The birth control pill has played a key role in the sexual revolution, women’s liberation and women’s access to the work force. Prior to the introduction of oral contraceptives, women had limited and minimally effective birth control options. The pill freed both married and unmarried women from worry over unplanned pregnancy, from its introduction in the 1950s through today.
Creating an oral contraceptive required several key scientific breakthroughs in 1951 and 1952. The connection between ovulation and the hormone progesterone was discovered. Gregory Pincus, M.D., is responsible for this discovery, as tests on rats and rabbits showed the anti-ovulent properties of progesterone. John Rock, M.D., a obstetrician and gynecologist from Massachusetts, had come to a similar conclusion while working with infertility patients. Finally, Carl Djerassi, a chemist, developed a progesterone pill.

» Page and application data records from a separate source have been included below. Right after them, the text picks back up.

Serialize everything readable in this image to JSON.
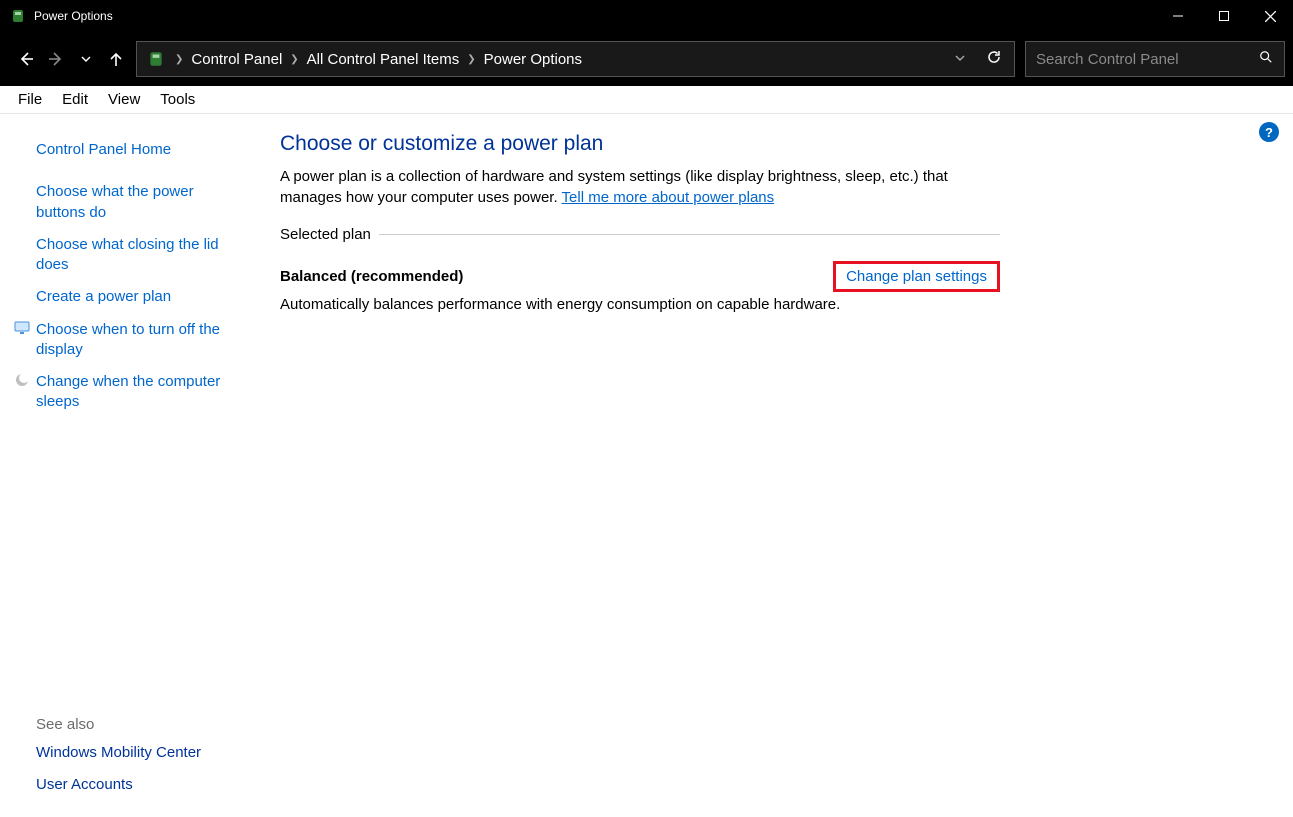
{
  "window": {
    "title": "Power Options"
  },
  "breadcrumbs": {
    "items": [
      "Control Panel",
      "All Control Panel Items",
      "Power Options"
    ]
  },
  "search": {
    "placeholder": "Search Control Panel"
  },
  "menubar": {
    "items": [
      "File",
      "Edit",
      "View",
      "Tools"
    ]
  },
  "sidebar": {
    "home": "Control Panel Home",
    "links": [
      {
        "label": "Choose what the power buttons do",
        "icon": null
      },
      {
        "label": "Choose what closing the lid does",
        "icon": null
      },
      {
        "label": "Create a power plan",
        "icon": null
      },
      {
        "label": "Choose when to turn off the display",
        "icon": "monitor-icon"
      },
      {
        "label": "Change when the computer sleeps",
        "icon": "moon-icon"
      }
    ],
    "see_also_header": "See also",
    "see_also": [
      {
        "label": "Windows Mobility Center"
      },
      {
        "label": "User Accounts"
      }
    ]
  },
  "main": {
    "heading": "Choose or customize a power plan",
    "description_prefix": "A power plan is a collection of hardware and system settings (like display brightness, sleep, etc.) that manages how your computer uses power. ",
    "description_link": "Tell me more about power plans",
    "fieldset_legend": "Selected plan",
    "plan": {
      "name": "Balanced (recommended)",
      "change_link": "Change plan settings",
      "description": "Automatically balances performance with energy consumption on capable hardware."
    }
  },
  "help_badge": "?"
}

Margaret Sanger, the founder of Planned Parenthood, first envisioned a magic pill to prevent pregnancy in 1912. She would see her vision come to fruition some 40 years later. Sanger turned her attention to the development of a birth control pill in 1951, securing funding for Pincus’ research. Her continued efforts toward funding provided critical support over the next few years. By 1954, human tests had begun. The U.S. Food and Drug Administration (FDA) approved Enovid, the first commercial birth control pill, in 1957, for the treatment of menstrual disorders. The pill was approved for sale as a contraceptive in 1960.

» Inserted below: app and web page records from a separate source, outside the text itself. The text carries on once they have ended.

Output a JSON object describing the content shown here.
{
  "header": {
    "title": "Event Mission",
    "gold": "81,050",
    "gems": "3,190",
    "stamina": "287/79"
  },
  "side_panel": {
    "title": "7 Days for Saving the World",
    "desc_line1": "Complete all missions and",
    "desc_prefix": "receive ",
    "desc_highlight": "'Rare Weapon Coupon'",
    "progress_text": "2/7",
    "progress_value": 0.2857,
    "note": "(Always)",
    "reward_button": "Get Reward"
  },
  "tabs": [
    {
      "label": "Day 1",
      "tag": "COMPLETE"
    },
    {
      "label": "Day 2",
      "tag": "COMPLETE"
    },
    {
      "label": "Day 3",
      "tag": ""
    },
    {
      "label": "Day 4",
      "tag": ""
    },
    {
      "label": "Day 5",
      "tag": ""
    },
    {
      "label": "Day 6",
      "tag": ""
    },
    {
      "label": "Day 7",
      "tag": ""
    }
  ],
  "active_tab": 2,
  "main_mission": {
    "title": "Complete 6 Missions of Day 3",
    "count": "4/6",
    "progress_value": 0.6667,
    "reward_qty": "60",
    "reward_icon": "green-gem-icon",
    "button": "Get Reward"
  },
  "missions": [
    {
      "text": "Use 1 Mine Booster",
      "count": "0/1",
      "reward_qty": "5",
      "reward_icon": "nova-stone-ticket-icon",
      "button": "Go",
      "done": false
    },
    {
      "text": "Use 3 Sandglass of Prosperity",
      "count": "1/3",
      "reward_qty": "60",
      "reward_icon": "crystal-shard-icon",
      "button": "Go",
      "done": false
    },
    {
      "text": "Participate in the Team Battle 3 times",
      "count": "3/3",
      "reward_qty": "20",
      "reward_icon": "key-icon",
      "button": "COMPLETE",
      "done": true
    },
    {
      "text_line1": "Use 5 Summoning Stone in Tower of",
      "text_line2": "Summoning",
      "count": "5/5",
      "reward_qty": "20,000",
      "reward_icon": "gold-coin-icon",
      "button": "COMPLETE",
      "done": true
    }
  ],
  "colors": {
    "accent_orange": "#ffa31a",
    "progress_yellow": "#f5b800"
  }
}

The earliest trials used progesterone alone to inhibit ovulation. In 1956, supplies of the test pills were contaminated with a small amount of estrogen. It quickly became clear that estrogen reduced the undesirable side effects of the pill. The earliest birth control pills used a high dose of hormones to create a reliable contraceptive.
The pill available in the early 1960s offered protection against pregnancy, but it also came with a number of difficult and unpleasant side effects. Side effects included weight gain, bloating, blurred vision, nausea, depression, blood clots and strokes. Lower dose versions of the pill were released by the pharmaceutical company marketing Enovid after the FDA approval later in the 1960s to reduce side effects.
Today’s birth control pill is not terribly different from the one developed by Gregory Pincus and John Rock. The majority of pills on the market today rely upon a combination of estrogen and progesterone to prevent pregnancy while limiting unpleasant side effects as much as possible. In the 1980s and 1990s, lower dose versions of the pill were introduced to eliminate both inconvenient and more serious side effects.